WHAT YOU SHOULD DO:
From the first line to the last, print the records exactly.
────
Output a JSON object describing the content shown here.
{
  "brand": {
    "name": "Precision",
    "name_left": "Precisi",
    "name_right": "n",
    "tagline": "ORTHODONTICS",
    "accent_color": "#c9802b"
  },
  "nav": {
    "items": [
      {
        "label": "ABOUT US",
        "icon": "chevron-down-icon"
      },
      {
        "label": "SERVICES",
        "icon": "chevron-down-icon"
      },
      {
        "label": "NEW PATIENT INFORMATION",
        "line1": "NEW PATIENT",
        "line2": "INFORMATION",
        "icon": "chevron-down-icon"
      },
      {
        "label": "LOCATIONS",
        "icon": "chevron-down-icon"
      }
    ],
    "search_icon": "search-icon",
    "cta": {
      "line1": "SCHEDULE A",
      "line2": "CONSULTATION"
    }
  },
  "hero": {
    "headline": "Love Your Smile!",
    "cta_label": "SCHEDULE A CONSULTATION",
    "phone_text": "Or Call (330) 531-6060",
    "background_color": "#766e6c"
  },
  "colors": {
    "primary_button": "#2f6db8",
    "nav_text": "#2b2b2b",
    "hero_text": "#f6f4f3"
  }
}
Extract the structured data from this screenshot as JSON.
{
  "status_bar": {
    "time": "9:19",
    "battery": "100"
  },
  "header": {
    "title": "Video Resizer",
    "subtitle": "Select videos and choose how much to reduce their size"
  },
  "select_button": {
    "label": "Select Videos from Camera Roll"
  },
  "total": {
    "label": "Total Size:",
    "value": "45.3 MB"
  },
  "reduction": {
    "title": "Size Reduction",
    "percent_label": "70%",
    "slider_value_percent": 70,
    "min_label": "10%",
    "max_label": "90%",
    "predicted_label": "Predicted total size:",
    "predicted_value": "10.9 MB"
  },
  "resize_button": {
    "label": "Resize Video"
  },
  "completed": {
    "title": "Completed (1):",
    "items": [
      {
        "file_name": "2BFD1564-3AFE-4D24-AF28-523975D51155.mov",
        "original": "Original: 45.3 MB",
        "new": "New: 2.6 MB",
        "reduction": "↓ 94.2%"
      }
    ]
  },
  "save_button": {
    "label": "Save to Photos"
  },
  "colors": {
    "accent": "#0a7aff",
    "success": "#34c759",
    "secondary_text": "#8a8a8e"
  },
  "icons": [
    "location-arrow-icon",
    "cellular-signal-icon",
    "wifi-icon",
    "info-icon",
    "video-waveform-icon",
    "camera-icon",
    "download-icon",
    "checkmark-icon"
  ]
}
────
ANSWER TO THIS TASK:
Output a JSON object describing the content shown here.
{
  "brand": {
    "name": "Precision",
    "name_left": "Precisi",
    "name_right": "n",
    "tagline": "ORTHODONTICS",
    "accent_color": "#c9802b"
  },
  "nav": {
    "items": [
      {
        "label": "ABOUT US",
        "icon": "chevron-down-icon"
      },
      {
        "label": "SERVICES",
        "icon": "chevron-down-icon"
      },
      {
        "label": "NEW PATIENT INFORMATION",
        "line1": "NEW PATIENT",
        "line2": "INFORMATION",
        "icon": "chevron-down-icon"
      },
      {
        "label": "LOCATIONS",
        "icon": "chevron-down-icon"
      }
    ],
    "search_icon": "search-icon",
    "cta": {
      "line1": "SCHEDULE A",
      "line2": "CONSULTATION"
    }
  },
  "hero": {
    "headline": "Love Your Smile!",
    "cta_label": "SCHEDULE A CONSULTATION",
    "phone_text": "Or Call (330) 531-6060",
    "background_color": "#766e6c"
  },
  "colors": {
    "primary_button": "#2f6db8",
    "nav_text": "#2b2b2b",
    "hero_text": "#f6f4f3"
  }
}
Extract the structured data from this screenshot as JSON.
{
  "status_bar": {
    "time": "9:19",
    "battery": "100"
  },
  "header": {
    "title": "Video Resizer",
    "subtitle": "Select videos and choose how much to reduce their size"
  },
  "select_button": {
    "label": "Select Videos from Camera Roll"
  },
  "total": {
    "label": "Total Size:",
    "value": "45.3 MB"
  },
  "reduction": {
    "title": "Size Reduction",
    "percent_label": "70%",
    "slider_value_percent": 70,
    "min_label": "10%",
    "max_label": "90%",
    "predicted_label": "Predicted total size:",
    "predicted_value": "10.9 MB"
  },
  "resize_button": {
    "label": "Resize Video"
  },
  "completed": {
    "title": "Completed (1):",
    "items": [
      {
        "file_name": "2BFD1564-3AFE-4D24-AF28-523975D51155.mov",
        "original": "Original: 45.3 MB",
        "new": "New: 2.6 MB",
        "reduction": "↓ 94.2%"
      }
    ]
  },
  "save_button": {
    "label": "Save to Photos"
  },
  "colors": {
    "accent": "#0a7aff",
    "success": "#34c759",
    "secondary_text": "#8a8a8e"
  },
  "icons": [
    "location-arrow-icon",
    "cellular-signal-icon",
    "wifi-icon",
    "info-icon",
    "video-waveform-icon",
    "camera-icon",
    "download-icon",
    "checkmark-icon"
  ]
}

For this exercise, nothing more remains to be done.